Top of Dataset records
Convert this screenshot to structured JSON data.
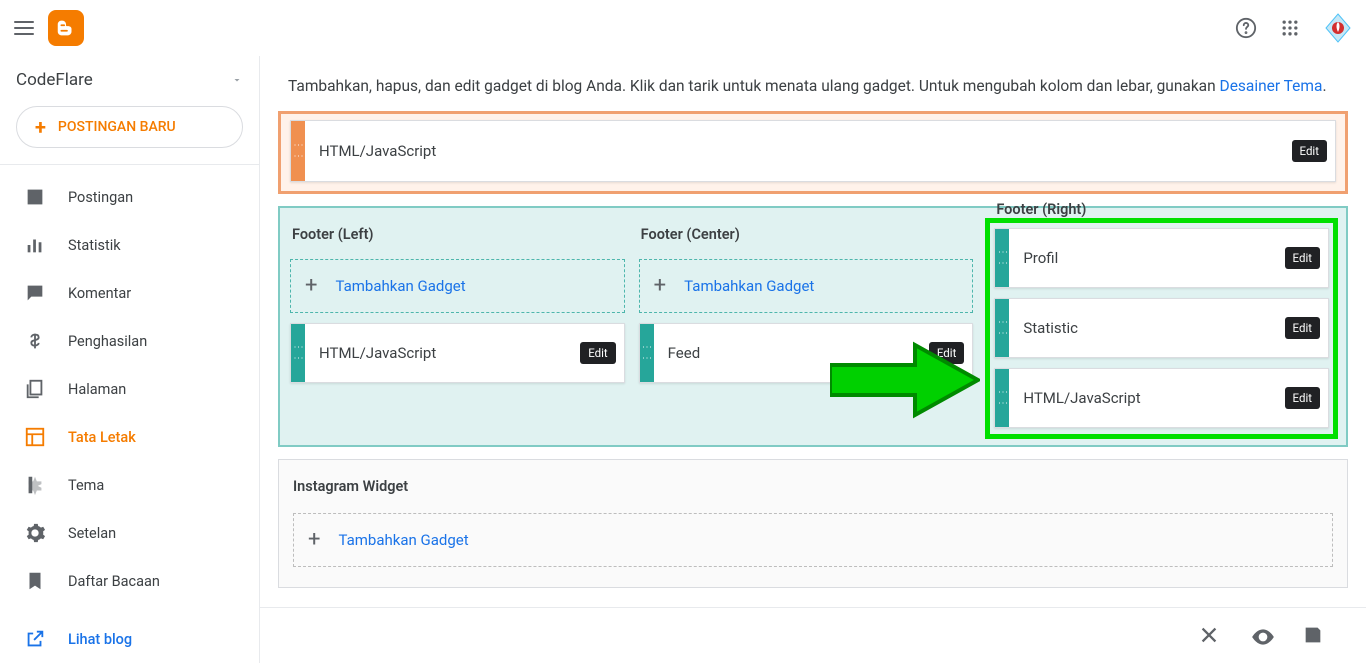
{
  "appbar": {
    "logo_letter": "B"
  },
  "sidebar": {
    "blog_name": "CodeFlare",
    "newpost_label": "POSTINGAN BARU",
    "items": [
      {
        "label": "Postingan",
        "icon": "post"
      },
      {
        "label": "Statistik",
        "icon": "stats"
      },
      {
        "label": "Komentar",
        "icon": "comment"
      },
      {
        "label": "Penghasilan",
        "icon": "dollar"
      },
      {
        "label": "Halaman",
        "icon": "pages"
      },
      {
        "label": "Tata Letak",
        "icon": "layout"
      },
      {
        "label": "Tema",
        "icon": "theme"
      },
      {
        "label": "Setelan",
        "icon": "settings"
      },
      {
        "label": "Daftar Bacaan",
        "icon": "bookmark"
      }
    ],
    "view_blog_label": "Lihat blog"
  },
  "main": {
    "description_pre": "Tambahkan, hapus, dan edit gadget di blog Anda. Klik dan tarik untuk menata ulang gadget. Untuk mengubah kolom dan lebar, gunakan ",
    "description_link": "Desainer Tema",
    "description_post": "."
  },
  "edit_label": "Edit",
  "add_gadget_label": "Tambahkan Gadget",
  "top_gadget": {
    "label": "HTML/JavaScript"
  },
  "footer": {
    "left": {
      "title": "Footer (Left)",
      "gadgets": [
        {
          "label": "HTML/JavaScript"
        }
      ]
    },
    "center": {
      "title": "Footer (Center)",
      "gadgets": [
        {
          "label": "Feed"
        }
      ]
    },
    "right": {
      "title": "Footer (Right)",
      "gadgets": [
        {
          "label": "Profil"
        },
        {
          "label": "Statistic"
        },
        {
          "label": "HTML/JavaScript"
        }
      ]
    }
  },
  "instagram": {
    "title": "Instagram Widget"
  }
}
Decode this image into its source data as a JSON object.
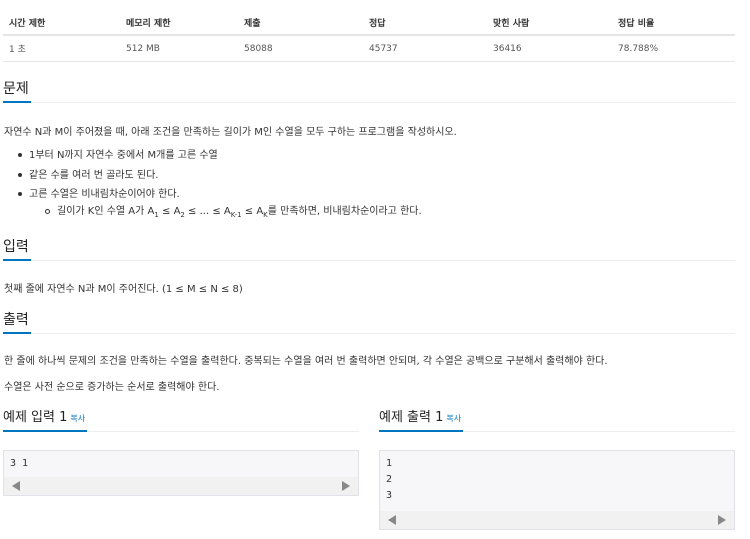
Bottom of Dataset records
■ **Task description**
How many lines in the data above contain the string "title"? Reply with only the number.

■ **Final answer**
4